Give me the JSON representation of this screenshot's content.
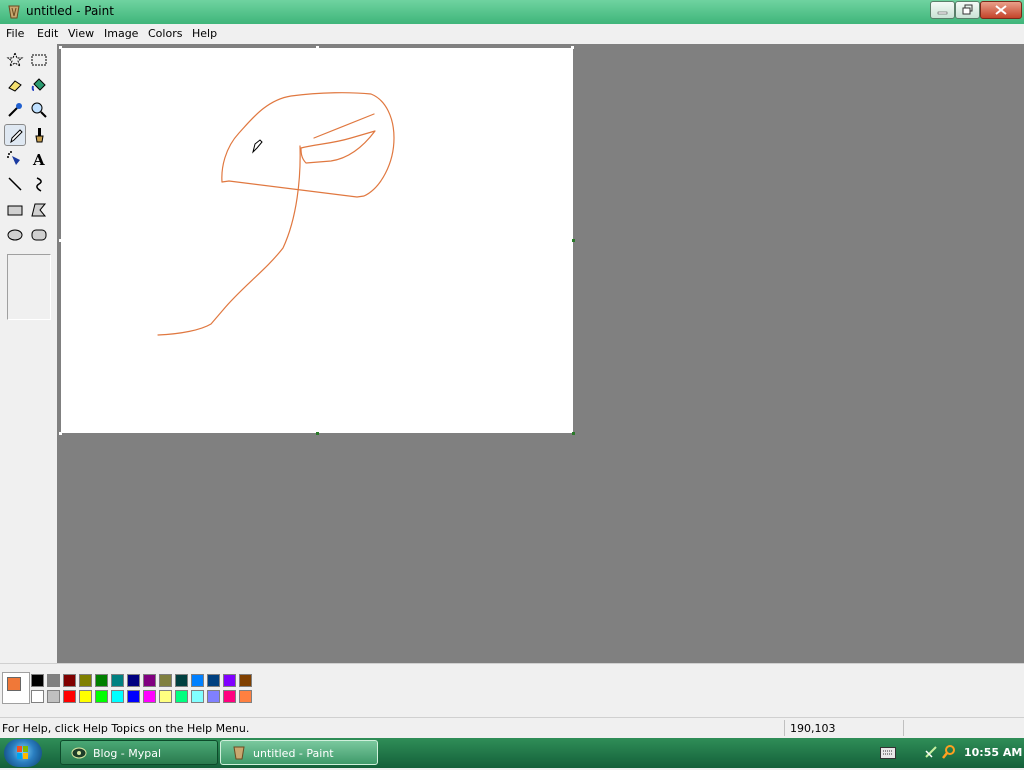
{
  "window": {
    "title": "untitled - Paint"
  },
  "menu": {
    "items": [
      "File",
      "Edit",
      "View",
      "Image",
      "Colors",
      "Help"
    ]
  },
  "toolbox": {
    "tools": [
      {
        "name": "free-form-select",
        "icon": "star-select-icon"
      },
      {
        "name": "rectangle-select",
        "icon": "rect-select-icon"
      },
      {
        "name": "eraser",
        "icon": "eraser-icon"
      },
      {
        "name": "fill-with-color",
        "icon": "bucket-icon"
      },
      {
        "name": "pick-color",
        "icon": "eyedropper-icon"
      },
      {
        "name": "magnifier",
        "icon": "magnifier-icon"
      },
      {
        "name": "pencil",
        "icon": "pencil-icon",
        "selected": true
      },
      {
        "name": "brush",
        "icon": "brush-icon"
      },
      {
        "name": "airbrush",
        "icon": "airbrush-icon"
      },
      {
        "name": "text",
        "icon": "text-icon"
      },
      {
        "name": "line",
        "icon": "line-icon"
      },
      {
        "name": "curve",
        "icon": "curve-icon"
      },
      {
        "name": "rectangle",
        "icon": "rectangle-icon"
      },
      {
        "name": "polygon",
        "icon": "polygon-icon"
      },
      {
        "name": "ellipse",
        "icon": "ellipse-icon"
      },
      {
        "name": "rounded-rectangle",
        "icon": "rounded-rect-icon"
      }
    ]
  },
  "palette": {
    "foreground": "#f07838",
    "background": "#ffffff",
    "top_row": [
      "#000000",
      "#808080",
      "#800000",
      "#808000",
      "#008000",
      "#008080",
      "#000080",
      "#800080",
      "#808040",
      "#004040",
      "#0080ff",
      "#004080",
      "#8000ff",
      "#804000"
    ],
    "bottom_row": [
      "#ffffff",
      "#c0c0c0",
      "#ff0000",
      "#ffff00",
      "#00ff00",
      "#00ffff",
      "#0000ff",
      "#ff00ff",
      "#ffff80",
      "#00ff80",
      "#80ffff",
      "#8080ff",
      "#ff0080",
      "#ff8040"
    ]
  },
  "drawing": {
    "stroke_color": "#e07840"
  },
  "status": {
    "help_text": "For Help, click Help Topics on the Help Menu.",
    "coords": "190,103"
  },
  "taskbar": {
    "tasks": [
      {
        "label": "Blog - Mypal",
        "icon": "mypal-icon",
        "active": false
      },
      {
        "label": "untitled - Paint",
        "icon": "paint-icon",
        "active": true
      }
    ],
    "clock": "10:55 AM"
  }
}
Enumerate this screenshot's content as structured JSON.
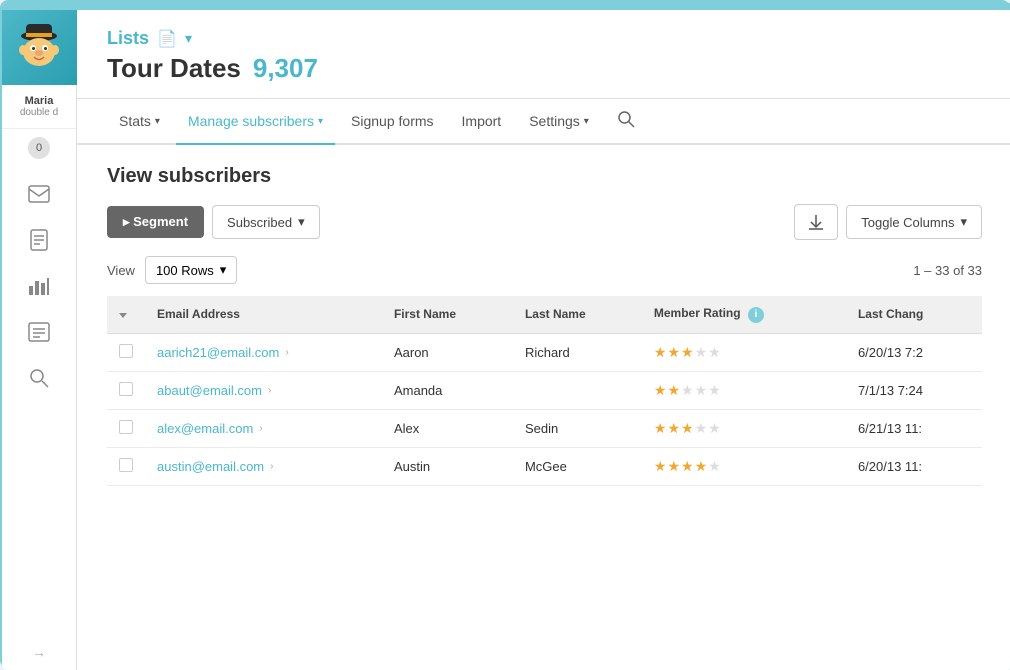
{
  "app": {
    "title": "Mailchimp",
    "top_bar_color": "#7ecfda"
  },
  "sidebar": {
    "user_name": "Maria",
    "user_sub": "double d",
    "badge_count": "0",
    "icons": [
      {
        "name": "envelope-icon",
        "symbol": "✉"
      },
      {
        "name": "document-icon",
        "symbol": "📄"
      },
      {
        "name": "chart-icon",
        "symbol": "📊"
      },
      {
        "name": "campaigns-icon",
        "symbol": "📋"
      },
      {
        "name": "search-icon",
        "symbol": "🔍"
      }
    ],
    "bottom_arrow": "→"
  },
  "breadcrumb": {
    "text": "Lists",
    "doc_icon": "📄",
    "arrow": "▾"
  },
  "page": {
    "title": "Tour Dates",
    "count": "9,307"
  },
  "nav": {
    "items": [
      {
        "label": "Stats",
        "has_caret": true,
        "active": false
      },
      {
        "label": "Manage subscribers",
        "has_caret": true,
        "active": true
      },
      {
        "label": "Signup forms",
        "has_caret": false,
        "active": false
      },
      {
        "label": "Import",
        "has_caret": false,
        "active": false
      },
      {
        "label": "Settings",
        "has_caret": true,
        "active": false
      }
    ],
    "search_symbol": "🔍"
  },
  "view_title": "View subscribers",
  "toolbar": {
    "segment_label": "▸ Segment",
    "subscribed_label": "Subscribed",
    "subscribed_caret": "▾",
    "download_symbol": "⬇",
    "toggle_columns_label": "Toggle Columns",
    "toggle_caret": "▾"
  },
  "view_row": {
    "view_label": "View",
    "rows_label": "100 Rows",
    "rows_caret": "▾",
    "pagination": "1 – 33 of 33"
  },
  "table": {
    "columns": [
      {
        "label": "",
        "key": "check"
      },
      {
        "label": "Email Address",
        "key": "email",
        "sortable": true
      },
      {
        "label": "First Name",
        "key": "first_name"
      },
      {
        "label": "Last Name",
        "key": "last_name"
      },
      {
        "label": "Member Rating",
        "key": "rating",
        "has_info": true
      },
      {
        "label": "Last Chang",
        "key": "last_changed"
      }
    ],
    "rows": [
      {
        "email": "aarich21@email.com",
        "first_name": "Aaron",
        "last_name": "Richard",
        "rating": 3,
        "last_changed": "6/20/13 7:2"
      },
      {
        "email": "abaut@email.com",
        "first_name": "Amanda",
        "last_name": "",
        "rating": 2,
        "last_changed": "7/1/13 7:24"
      },
      {
        "email": "alex@email.com",
        "first_name": "Alex",
        "last_name": "Sedin",
        "rating": 3,
        "last_changed": "6/21/13 11:"
      },
      {
        "email": "austin@email.com",
        "first_name": "Austin",
        "last_name": "McGee",
        "rating": 4,
        "last_changed": "6/20/13 11:"
      }
    ]
  }
}
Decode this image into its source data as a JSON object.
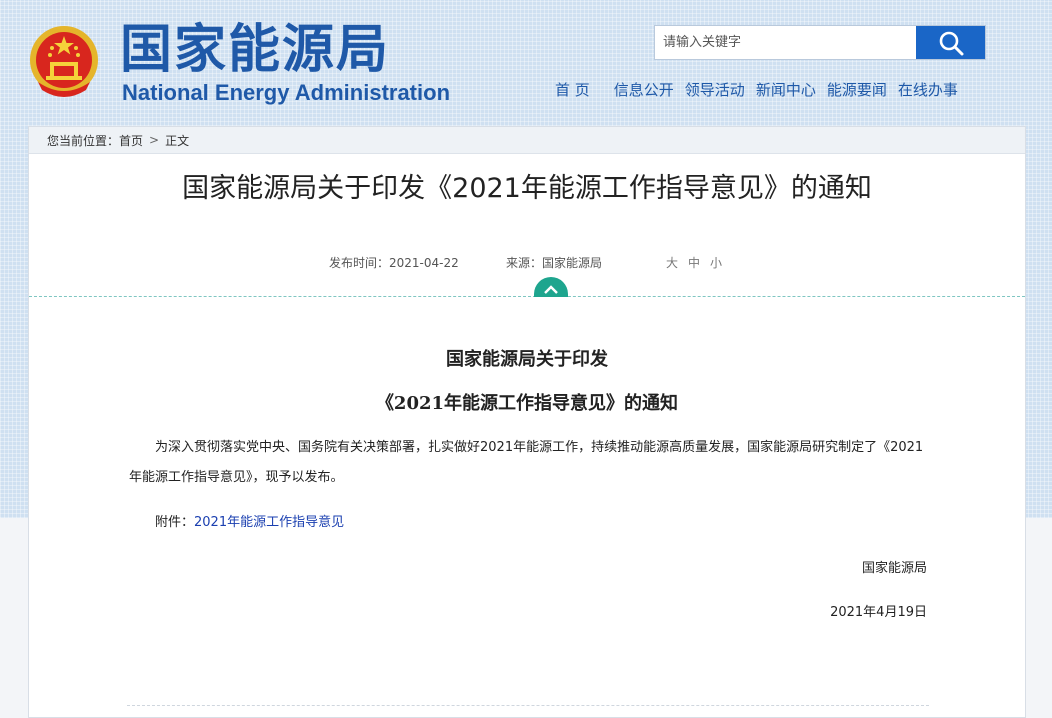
{
  "header": {
    "logo_cn": "国家能源局",
    "logo_en": "National Energy Administration",
    "emblem_icon": "national-emblem-icon"
  },
  "search": {
    "placeholder": "请输入关键字",
    "button_icon": "search-icon"
  },
  "nav": {
    "items": [
      {
        "label": "首 页"
      },
      {
        "label": "信息公开"
      },
      {
        "label": "领导活动"
      },
      {
        "label": "新闻中心"
      },
      {
        "label": "能源要闻"
      },
      {
        "label": "在线办事"
      }
    ]
  },
  "breadcrumb": {
    "prefix": "您当前位置：",
    "home": "首页",
    "separator": ">",
    "current": "正文"
  },
  "article": {
    "title": "国家能源局关于印发《2021年能源工作指导意见》的通知",
    "published": "发布时间：2021-04-22",
    "source": "来源：国家能源局",
    "font_sizes": [
      "大",
      "中",
      "小"
    ],
    "toggle_icon": "chevron-up-icon"
  },
  "document": {
    "title_line1": "国家能源局关于印发",
    "title_line2": "《2021年能源工作指导意见》的通知",
    "paragraph": "为深入贯彻落实党中央、国务院有关决策部署，扎实做好2021年能源工作，持续推动能源高质量发展，国家能源局研究制定了《2021年能源工作指导意见》，现予以发布。",
    "attachment_label": "附件：",
    "attachment_link": "2021年能源工作指导意见",
    "signature": "国家能源局",
    "date": "2021年4月19日"
  },
  "colors": {
    "brand_blue": "#1f59a8",
    "search_button": "#1a66c7",
    "toggle_green": "#1ea58e",
    "link_blue": "#1a3fb0"
  }
}
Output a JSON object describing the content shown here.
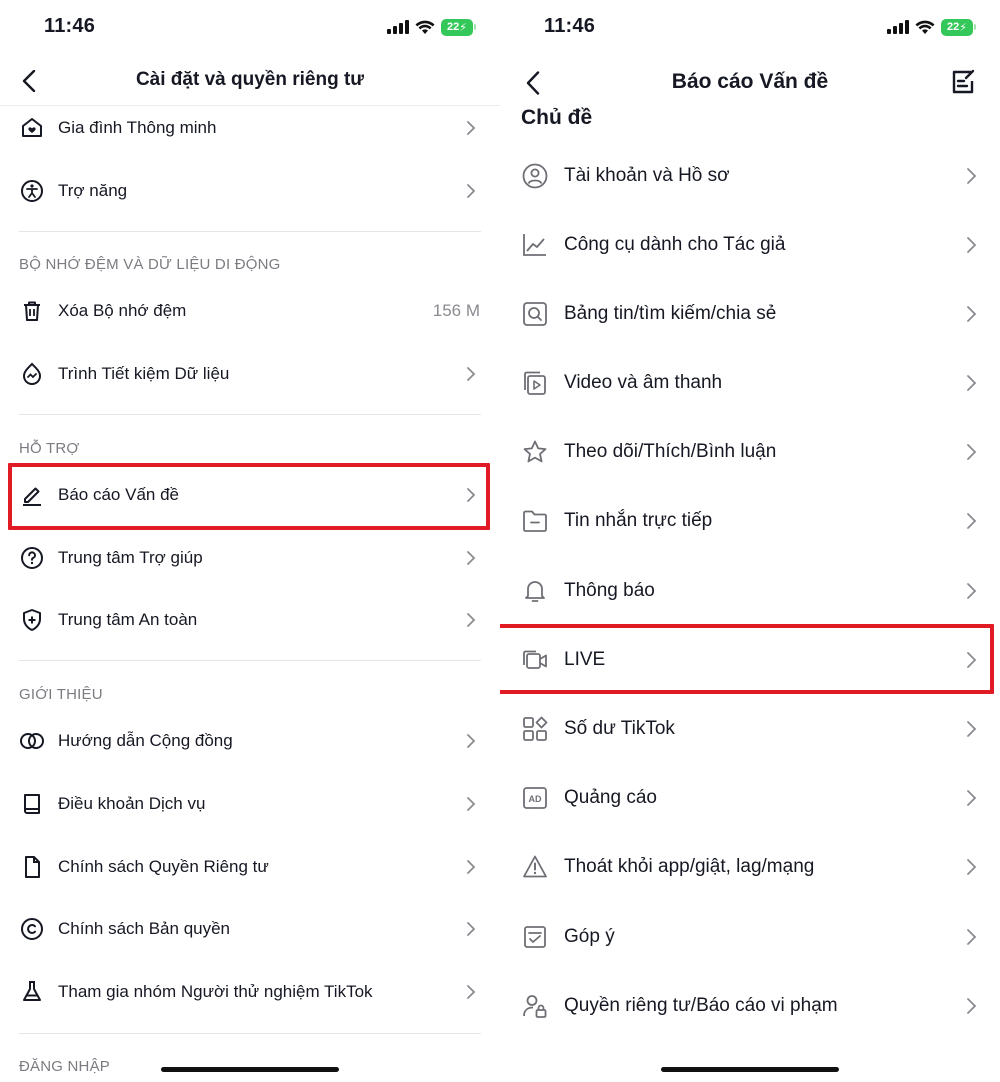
{
  "left": {
    "status_time": "11:46",
    "battery": "22",
    "title": "Cài đặt và quyền riêng tư",
    "rows_top": [
      {
        "label": "Gia đình Thông minh",
        "icon": "home-heart-icon"
      },
      {
        "label": "Trợ năng",
        "icon": "accessibility-icon"
      }
    ],
    "section_cache": "BỘ NHỚ ĐỆM VÀ DỮ LIỆU DI ĐỘNG",
    "rows_cache": [
      {
        "label": "Xóa Bộ nhớ đệm",
        "value": "156 M",
        "icon": "trash-icon"
      },
      {
        "label": "Trình Tiết kiệm Dữ liệu",
        "icon": "data-saver-icon"
      }
    ],
    "section_support": "HỖ TRỢ",
    "rows_support": [
      {
        "label": "Báo cáo Vấn đề",
        "icon": "pencil-icon"
      },
      {
        "label": "Trung tâm Trợ giúp",
        "icon": "help-circle-icon"
      },
      {
        "label": "Trung tâm An toàn",
        "icon": "shield-plus-icon"
      }
    ],
    "section_about": "GIỚI THIỆU",
    "rows_about": [
      {
        "label": "Hướng dẫn Cộng đồng",
        "icon": "rings-icon"
      },
      {
        "label": "Điều khoản Dịch vụ",
        "icon": "book-icon"
      },
      {
        "label": "Chính sách Quyền Riêng tư",
        "icon": "document-icon"
      },
      {
        "label": "Chính sách Bản quyền",
        "icon": "copyright-icon"
      },
      {
        "label": "Tham gia nhóm Người thử nghiệm TikTok",
        "icon": "flask-icon"
      }
    ],
    "section_login": "ĐĂNG NHẬP"
  },
  "right": {
    "status_time": "11:46",
    "battery": "22",
    "title": "Báo cáo Vấn đề",
    "topic_heading": "Chủ đề",
    "rows": [
      {
        "label": "Tài khoản và Hồ sơ",
        "icon": "user-circle-icon"
      },
      {
        "label": "Công cụ dành cho Tác giả",
        "icon": "line-chart-icon"
      },
      {
        "label": "Bảng tin/tìm kiếm/chia sẻ",
        "icon": "search-box-icon"
      },
      {
        "label": "Video và âm thanh",
        "icon": "video-stack-icon"
      },
      {
        "label": "Theo dõi/Thích/Bình luận",
        "icon": "star-icon"
      },
      {
        "label": "Tin nhắn trực tiếp",
        "icon": "folder-icon"
      },
      {
        "label": "Thông báo",
        "icon": "bell-icon"
      },
      {
        "label": "LIVE",
        "icon": "live-camera-icon"
      },
      {
        "label": "Số dư TikTok",
        "icon": "widgets-icon"
      },
      {
        "label": "Quảng cáo",
        "icon": "ad-icon"
      },
      {
        "label": "Thoát khỏi app/giật, lag/mạng",
        "icon": "warning-icon"
      },
      {
        "label": "Góp ý",
        "icon": "feedback-icon"
      },
      {
        "label": "Quyền riêng tư/Báo cáo vi phạm",
        "icon": "user-lock-icon"
      }
    ]
  },
  "colors": {
    "highlight": "#e01b24",
    "battery": "#34c759",
    "text": "#161823",
    "muted": "#7b7c82"
  }
}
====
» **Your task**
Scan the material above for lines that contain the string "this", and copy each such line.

» **The completed task**
Give me the JSON representation of this screenshot's content.
Enumerate this screenshot's content as structured JSON.
Decode this image into its source data as a JSON object.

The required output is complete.